House Speaker Jeff Hoover and the new Republican majority should protect Kentucky’s public universities by fulfilling their duty as a co-equal branch of government.
House Republicans should communicate to Republican Gov. Matt Bevin that he has accomplished the good things he set out to accomplish at the University of Louisville. Because of Bevin’s actions last year, U of L has turned a corner and is heading in the right direction.
But dragging out the conflict over the governor’s powers over university boards can bring only bad things to U of L and the rest of Kentucky’s public universities and colleges. Hoover and his caucus must see this. Kentucky has far more important challenges than picking a needless fight with an accrediting agency over long-established standards of higher education governance.
It’s time for Bevin to declare victory in his mission to shake up the scandal-ridden, dysfunctional power structure at U of L — as he rightly can — and move on.
The House should help him by walking away from the unnecessary legislation that the Senate rammed through at warp speed Thursday with almost no consideration or debate.
U of L has already been placed on probation because of Bevin’s actions. It it loses accreditation it would no longer qualify for federal financial aid and research dollars or to compete in NCAA sports. The costs to the university and its students would be unbearable.
Kentucky governors have always had plenty of power to influence the state’s universities and colleges. But Bevin has persisted in claiming even more power over higher education for himself. Although a circuit court judge ruled against him, he continues to insist that the governor can abolish and create university boards, unilaterally dismissing trustees and regents without cause or process, thereby dictating removal of university presidents and other policies.
The Southern Association of Colleges and Schools will never approve such powers. Nor should it. Universities should be insulated from that kind of direct political interference.

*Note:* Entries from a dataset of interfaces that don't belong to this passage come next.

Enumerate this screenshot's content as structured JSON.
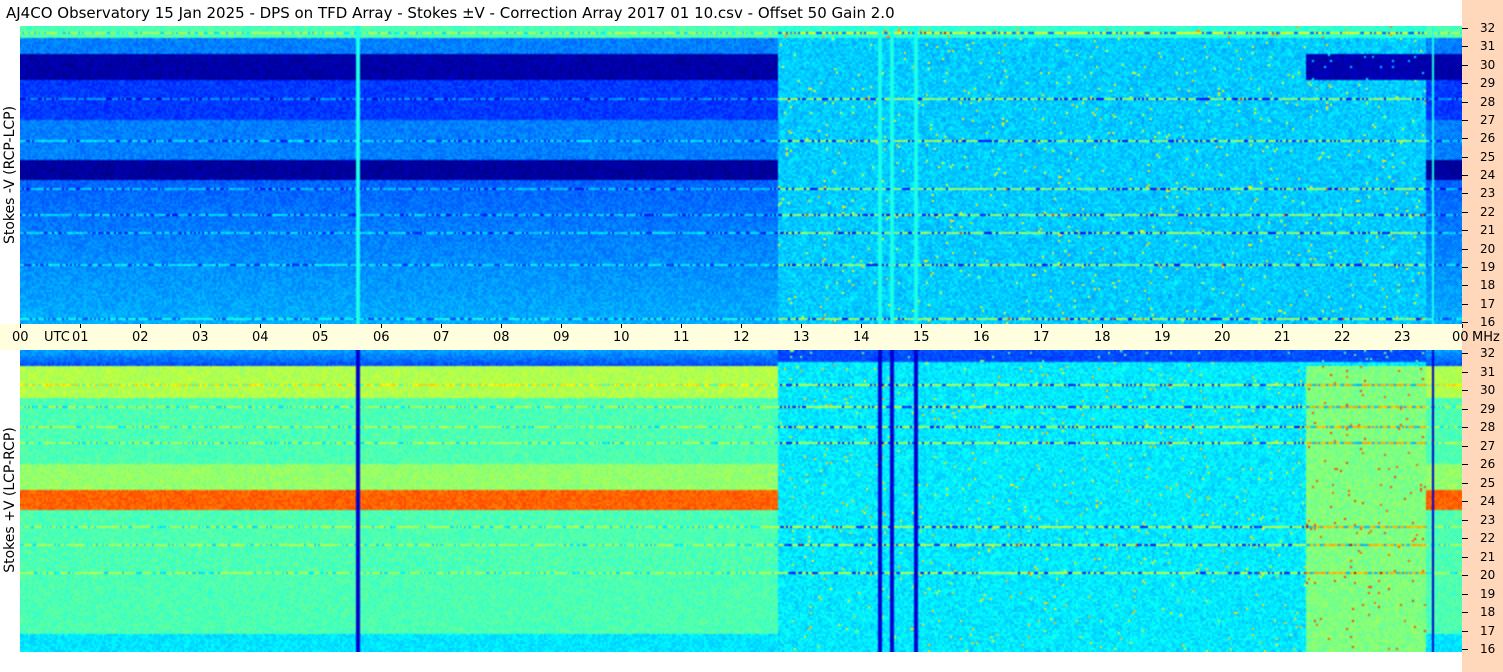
{
  "title": "AJ4CO Observatory  15 Jan 2025  -  DPS on TFD Array  -  Stokes ±V  -  Correction Array 2017 01 10.csv  -  Offset 50  Gain 2.0",
  "panels": {
    "top": {
      "label": "Stokes -V (RCP-LCP)"
    },
    "bottom": {
      "label": "Stokes +V (LCP-RCP)"
    }
  },
  "time_axis": {
    "labels": [
      "00",
      "UTC",
      "01",
      "02",
      "03",
      "04",
      "05",
      "06",
      "07",
      "08",
      "09",
      "10",
      "11",
      "12",
      "13",
      "14",
      "15",
      "16",
      "17",
      "18",
      "19",
      "20",
      "21",
      "22",
      "23",
      "00",
      "MHz"
    ]
  },
  "colors": {
    "title_bg": "#ffffff",
    "axis_bg": "#ffffe0",
    "right_strip_bg": "#ffd8bc"
  },
  "chart_data": {
    "type": "heatmap",
    "x_axis": {
      "unit": "UTC hour",
      "range": [
        0,
        24
      ],
      "ticks": [
        0,
        1,
        2,
        3,
        4,
        5,
        6,
        7,
        8,
        9,
        10,
        11,
        12,
        13,
        14,
        15,
        16,
        17,
        18,
        19,
        20,
        21,
        22,
        23,
        24
      ]
    },
    "y_axis": {
      "unit": "MHz",
      "range": [
        16,
        32
      ],
      "ticks": [
        16,
        17,
        18,
        19,
        20,
        21,
        22,
        23,
        24,
        25,
        26,
        27,
        28,
        29,
        30,
        31,
        32
      ]
    },
    "panels": [
      {
        "name": "Stokes -V (RCP-LCP)",
        "colormap": "jet",
        "dark_bands_mhz": [
          [
            29.2,
            30.6
          ],
          [
            23.8,
            24.9
          ]
        ],
        "day_transition_utc": [
          12.6,
          23.4
        ],
        "vertical_lines_utc": [
          5.6,
          14.3,
          14.5,
          14.9,
          23.5
        ]
      },
      {
        "name": "Stokes +V (LCP-RCP)",
        "colormap": "jet",
        "bright_band_mhz": [
          23.6,
          24.6
        ],
        "day_transition_utc": [
          12.6,
          23.4
        ],
        "vertical_lines_utc": [
          5.6,
          14.3,
          14.5,
          14.9,
          23.5
        ]
      }
    ]
  }
}
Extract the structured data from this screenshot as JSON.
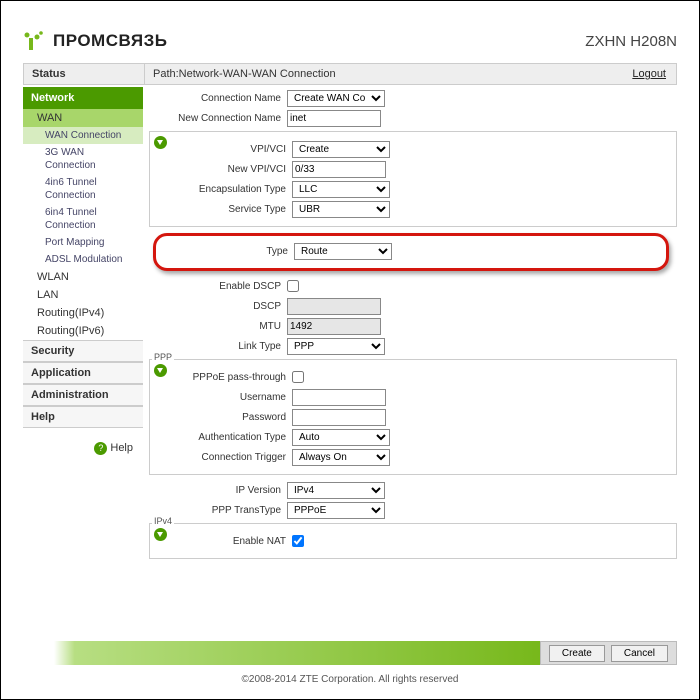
{
  "header": {
    "brand": "ПРОМСВЯЗЬ",
    "model": "ZXHN H208N"
  },
  "statusbar": {
    "label": "Status",
    "path": "Path:Network-WAN-WAN Connection",
    "logout": "Logout"
  },
  "sidebar": {
    "cats": {
      "status": "Status",
      "network": "Network",
      "security": "Security",
      "application": "Application",
      "administration": "Administration",
      "help": "Help"
    },
    "network_items": {
      "wan": "WAN",
      "wlan": "WLAN",
      "lan": "LAN",
      "routing4": "Routing(IPv4)",
      "routing6": "Routing(IPv6)"
    },
    "wan_subs": {
      "wan_conn": "WAN Connection",
      "wan_3g": "3G WAN Connection",
      "t4in6": "4in6 Tunnel Connection",
      "t6in4": "6in4 Tunnel Connection",
      "portmap": "Port Mapping",
      "adsl": "ADSL Modulation"
    },
    "help_link": "Help"
  },
  "form": {
    "conn_name_lbl": "Connection Name",
    "conn_name_val": "Create WAN Conne",
    "new_conn_lbl": "New Connection Name",
    "new_conn_val": "inet",
    "vpi_lbl": "VPI/VCI",
    "vpi_val": "Create",
    "new_vpi_lbl": "New VPI/VCI",
    "new_vpi_val": "0/33",
    "encap_lbl": "Encapsulation Type",
    "encap_val": "LLC",
    "svc_lbl": "Service Type",
    "svc_val": "UBR",
    "type_lbl": "Type",
    "type_val": "Route",
    "enable_dscp_lbl": "Enable DSCP",
    "dscp_lbl": "DSCP",
    "dscp_val": "",
    "mtu_lbl": "MTU",
    "mtu_val": "1492",
    "link_lbl": "Link Type",
    "link_val": "PPP",
    "ppp_tag": "PPP",
    "ppp_pass_lbl": "PPPoE pass-through",
    "user_lbl": "Username",
    "user_val": "",
    "pass_lbl": "Password",
    "pass_val": "",
    "auth_lbl": "Authentication Type",
    "auth_val": "Auto",
    "trig_lbl": "Connection Trigger",
    "trig_val": "Always On",
    "ipver_lbl": "IP Version",
    "ipver_val": "IPv4",
    "ppptrans_lbl": "PPP TransType",
    "ppptrans_val": "PPPoE",
    "ipv4_tag": "IPv4",
    "nat_lbl": "Enable NAT"
  },
  "footer": {
    "create": "Create",
    "cancel": "Cancel",
    "copyright": "©2008-2014 ZTE Corporation. All rights reserved"
  }
}
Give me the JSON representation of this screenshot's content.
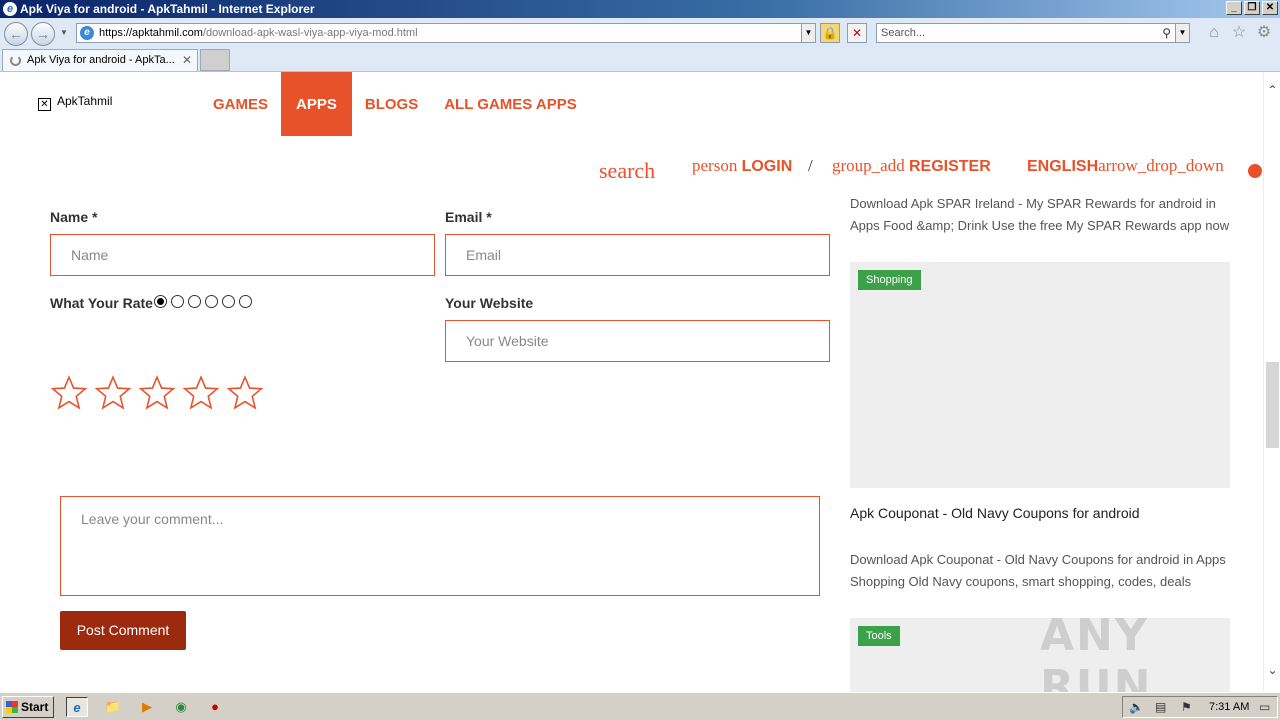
{
  "window": {
    "title": "Apk Viya for android - ApkTahmil - Internet Explorer",
    "minimize": "_",
    "restore": "❐",
    "close": "✕"
  },
  "address_bar": {
    "url_host": "https://apktahmil.com",
    "url_path": "/download-apk-wasl-viya-app-viya-mod.html",
    "search_placeholder": "Search..."
  },
  "tabs": [
    {
      "label": "Apk Viya for android - ApkTa...",
      "close": "✕"
    }
  ],
  "site": {
    "brand": "ApkTahmil",
    "nav": [
      {
        "label": "GAMES"
      },
      {
        "label": "APPS",
        "active": true
      },
      {
        "label": "BLOGS"
      },
      {
        "label": "ALL GAMES APPS"
      }
    ],
    "subnav": {
      "search": "search",
      "login_icon": "person",
      "login": "LOGIN",
      "separator": "/",
      "register_icon": "group_add",
      "register": "REGISTER",
      "language": "ENGLISH",
      "language_icon": "arrow_drop_down"
    }
  },
  "form": {
    "name_label": "Name *",
    "name_placeholder": "Name",
    "email_label": "Email *",
    "email_placeholder": "Email",
    "rate_label": "What Your Rate",
    "rate_options": 6,
    "rate_selected_index": 0,
    "website_label": "Your Website",
    "website_placeholder": "Your Website",
    "star_count": 5,
    "stars_filled": 0,
    "comment_placeholder": "Leave your comment...",
    "submit_label": "Post Comment"
  },
  "sidebar": {
    "item1_description": "Download Apk SPAR Ireland - My SPAR Rewards for android in Apps Food &amp; Drink Use the free My SPAR Rewards app now",
    "card1_category": "Shopping",
    "item2_title": "Apk Couponat - Old Navy Coupons for android",
    "item2_description": "Download Apk Couponat - Old Navy Coupons for android in Apps Shopping Old Navy coupons, smart shopping, codes, deals",
    "card2_category": "Tools"
  },
  "watermark": "ANY RUN",
  "taskbar": {
    "start_label": "Start",
    "clock": "7:31 AM"
  },
  "colors": {
    "accent": "#e8522a",
    "button_dark": "#9c2a0e",
    "badge_green": "#3ca04a"
  }
}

The legislature clearly has the power to disband and reorganize univerity boards. But it’s unclear whether Senate Bill 12 would resolve U of L’s probation or put all of Kentucky’s public universities and colleges at risk of losing their accreditation
U of L, which is in the process of hiring a new president, will be unable to attract candidates to a university that’s being battered by politicians in Frankfort and at risk of losing its accreditation.
As U of L student body president Aaron Vance and others have urged, Bevin should replace the five trustees whose terms have expired, fill the two board seats that will open later this year, and move on.
It’s natural that Hoover and House Republicans want to support their governor. But this should not be a partisan issue. Kentucky needs an independent legislature regardless of which parties hold which branches of government.
Besides, the House Republicans really would be supporting Bevin by helping him walk away from a fight in which there can be no winners.